"It might have been a technical thing, it might have been personal," said one Indonesian news editor at a prominent Jakarta daily, who requested anonymity. "But in the end, they only mentioned one name, and that was Lindsay Murdoch. There are people here who have covered Indonesia longer—and they haven't been kicked out."

Those wary of government censorship, nonetheless, may yet have cause for concern: Addressing a group of Indonesians in Seoul toward the end of a trip to China and both halves of the Korean peninsula this week, President Megawati lauded the three countries for their national discipline—and curbs on the media.

Addressing critics of her administration in the press and elsewhere, she said, "We've only just begun and haven't had a chance to do anything yet, and already we're condemned ... How do you expect to catch up to other nations this way?" For the sake of dearly needed foreign investment, she added, "We need to improve our image."

A spate of recent trials makes it seem as if the Indonesian government is trying—albeit in its own way—to do exactly that.

On March 20, three Timorese militiamen were acquitted of killing a New Zealand peacekeeping soldier, and trials are underway against low-level military and police officials for human rights atrocities in East Timor. Their commanders, widely seen as having far greater responsibility, look on in a show of support in a central Jakarta courtroom—and, at times, park their cars in the judges' spaces in the parking lot outside.
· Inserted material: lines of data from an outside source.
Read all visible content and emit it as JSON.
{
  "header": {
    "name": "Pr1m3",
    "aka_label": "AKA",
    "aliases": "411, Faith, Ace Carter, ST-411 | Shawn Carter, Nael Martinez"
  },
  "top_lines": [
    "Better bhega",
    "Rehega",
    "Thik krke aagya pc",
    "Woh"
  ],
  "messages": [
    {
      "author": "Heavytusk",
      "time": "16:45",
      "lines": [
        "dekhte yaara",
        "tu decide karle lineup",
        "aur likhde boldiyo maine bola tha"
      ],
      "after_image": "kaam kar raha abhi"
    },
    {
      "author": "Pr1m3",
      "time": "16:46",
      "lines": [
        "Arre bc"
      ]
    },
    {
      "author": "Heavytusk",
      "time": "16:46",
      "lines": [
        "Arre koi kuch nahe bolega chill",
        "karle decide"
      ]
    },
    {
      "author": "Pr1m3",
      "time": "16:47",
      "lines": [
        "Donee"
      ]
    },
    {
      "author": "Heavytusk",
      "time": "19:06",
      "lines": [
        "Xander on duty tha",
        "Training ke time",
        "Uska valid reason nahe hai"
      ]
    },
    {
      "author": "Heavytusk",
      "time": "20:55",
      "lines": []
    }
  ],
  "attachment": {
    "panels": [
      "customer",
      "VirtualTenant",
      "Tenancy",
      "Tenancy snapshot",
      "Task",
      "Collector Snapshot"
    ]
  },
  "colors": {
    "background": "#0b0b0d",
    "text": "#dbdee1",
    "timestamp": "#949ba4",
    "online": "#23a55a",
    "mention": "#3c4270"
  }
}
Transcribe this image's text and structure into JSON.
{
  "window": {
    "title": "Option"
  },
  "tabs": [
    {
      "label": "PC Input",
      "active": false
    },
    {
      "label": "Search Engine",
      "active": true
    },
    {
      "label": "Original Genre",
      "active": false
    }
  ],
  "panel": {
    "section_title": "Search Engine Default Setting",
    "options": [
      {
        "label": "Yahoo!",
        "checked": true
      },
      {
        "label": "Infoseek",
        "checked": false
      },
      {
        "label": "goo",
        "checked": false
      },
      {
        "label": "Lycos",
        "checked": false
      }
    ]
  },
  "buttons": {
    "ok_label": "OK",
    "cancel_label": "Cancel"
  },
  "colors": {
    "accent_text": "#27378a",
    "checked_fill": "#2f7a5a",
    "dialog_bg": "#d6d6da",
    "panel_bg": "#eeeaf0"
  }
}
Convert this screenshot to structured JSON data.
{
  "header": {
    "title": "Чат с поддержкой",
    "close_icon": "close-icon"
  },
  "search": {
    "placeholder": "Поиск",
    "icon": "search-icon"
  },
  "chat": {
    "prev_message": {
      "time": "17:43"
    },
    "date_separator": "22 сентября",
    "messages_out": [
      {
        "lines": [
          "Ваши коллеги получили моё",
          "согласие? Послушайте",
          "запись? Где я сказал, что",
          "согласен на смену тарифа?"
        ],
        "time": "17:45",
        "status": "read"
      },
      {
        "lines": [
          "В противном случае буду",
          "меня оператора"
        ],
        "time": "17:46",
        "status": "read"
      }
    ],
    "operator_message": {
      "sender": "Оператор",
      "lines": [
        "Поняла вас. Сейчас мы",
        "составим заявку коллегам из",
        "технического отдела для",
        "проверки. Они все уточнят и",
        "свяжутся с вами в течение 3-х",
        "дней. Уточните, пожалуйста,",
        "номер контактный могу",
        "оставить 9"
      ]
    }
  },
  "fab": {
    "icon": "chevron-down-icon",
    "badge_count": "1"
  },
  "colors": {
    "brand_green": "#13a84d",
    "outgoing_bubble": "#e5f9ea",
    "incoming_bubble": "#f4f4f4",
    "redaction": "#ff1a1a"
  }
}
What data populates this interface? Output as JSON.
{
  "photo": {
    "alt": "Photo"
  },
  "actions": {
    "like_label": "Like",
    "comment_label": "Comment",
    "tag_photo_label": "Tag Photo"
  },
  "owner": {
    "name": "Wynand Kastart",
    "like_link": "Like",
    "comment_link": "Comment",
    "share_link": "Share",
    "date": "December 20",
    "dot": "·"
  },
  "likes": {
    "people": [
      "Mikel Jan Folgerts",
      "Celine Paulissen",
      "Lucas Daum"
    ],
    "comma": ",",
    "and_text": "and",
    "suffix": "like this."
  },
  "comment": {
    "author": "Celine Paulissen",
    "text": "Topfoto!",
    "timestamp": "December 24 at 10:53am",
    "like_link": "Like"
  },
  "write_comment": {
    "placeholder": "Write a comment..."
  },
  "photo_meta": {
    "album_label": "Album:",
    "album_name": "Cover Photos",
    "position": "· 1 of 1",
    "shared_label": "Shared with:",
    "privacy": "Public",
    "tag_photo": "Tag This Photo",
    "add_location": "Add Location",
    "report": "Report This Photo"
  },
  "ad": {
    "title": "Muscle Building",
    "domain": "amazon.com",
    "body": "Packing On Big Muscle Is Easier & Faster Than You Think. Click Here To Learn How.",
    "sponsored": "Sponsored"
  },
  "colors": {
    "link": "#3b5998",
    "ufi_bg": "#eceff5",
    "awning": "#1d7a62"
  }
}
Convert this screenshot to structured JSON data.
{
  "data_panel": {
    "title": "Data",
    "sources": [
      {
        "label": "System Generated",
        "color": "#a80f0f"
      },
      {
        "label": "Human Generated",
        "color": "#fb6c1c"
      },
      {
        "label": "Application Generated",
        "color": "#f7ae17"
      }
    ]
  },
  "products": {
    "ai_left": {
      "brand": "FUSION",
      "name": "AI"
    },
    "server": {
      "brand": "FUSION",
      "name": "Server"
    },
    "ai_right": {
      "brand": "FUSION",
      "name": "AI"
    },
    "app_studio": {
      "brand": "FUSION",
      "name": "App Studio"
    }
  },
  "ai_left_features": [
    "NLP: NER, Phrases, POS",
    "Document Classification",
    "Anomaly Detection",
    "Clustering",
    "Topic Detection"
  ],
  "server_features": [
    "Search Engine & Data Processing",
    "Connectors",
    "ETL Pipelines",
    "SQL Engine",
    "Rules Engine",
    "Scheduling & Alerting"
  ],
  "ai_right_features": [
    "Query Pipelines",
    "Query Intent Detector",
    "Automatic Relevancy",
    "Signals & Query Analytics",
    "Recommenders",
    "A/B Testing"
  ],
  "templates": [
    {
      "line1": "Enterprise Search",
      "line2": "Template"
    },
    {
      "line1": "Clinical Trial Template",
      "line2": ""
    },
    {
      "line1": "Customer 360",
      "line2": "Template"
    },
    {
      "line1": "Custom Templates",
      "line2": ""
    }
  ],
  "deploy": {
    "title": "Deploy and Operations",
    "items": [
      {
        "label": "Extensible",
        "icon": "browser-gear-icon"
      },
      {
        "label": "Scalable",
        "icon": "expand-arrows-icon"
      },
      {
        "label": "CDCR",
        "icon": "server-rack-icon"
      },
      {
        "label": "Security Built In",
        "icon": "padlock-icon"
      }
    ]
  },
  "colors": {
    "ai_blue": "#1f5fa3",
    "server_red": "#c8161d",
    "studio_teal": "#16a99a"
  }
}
House speaker Akbar Tandjung, facing up to 20 years' imprisonment, is on trial for embezzling US$4 million in state funds. The Central Bank Governor was sentenced to three years in jail for his role in a banking scandal on March 13, but is free on appeal. Like Akbar, he has yet to quit his job.

Suharto's favorite son, Tommy, is also in the dock for ordering the killing of the judge who sentenced him to jail for corruption. Ensconced in a cell with air conditioning, a private bathroom and two televisions, according to Tempo magazine, he faces a maximum penalty of death via a 30-page indictment. He was scolded for slouching in court the other day.

"We have a lot on our plate in Indonesia right now," acknowledged Natalagawa.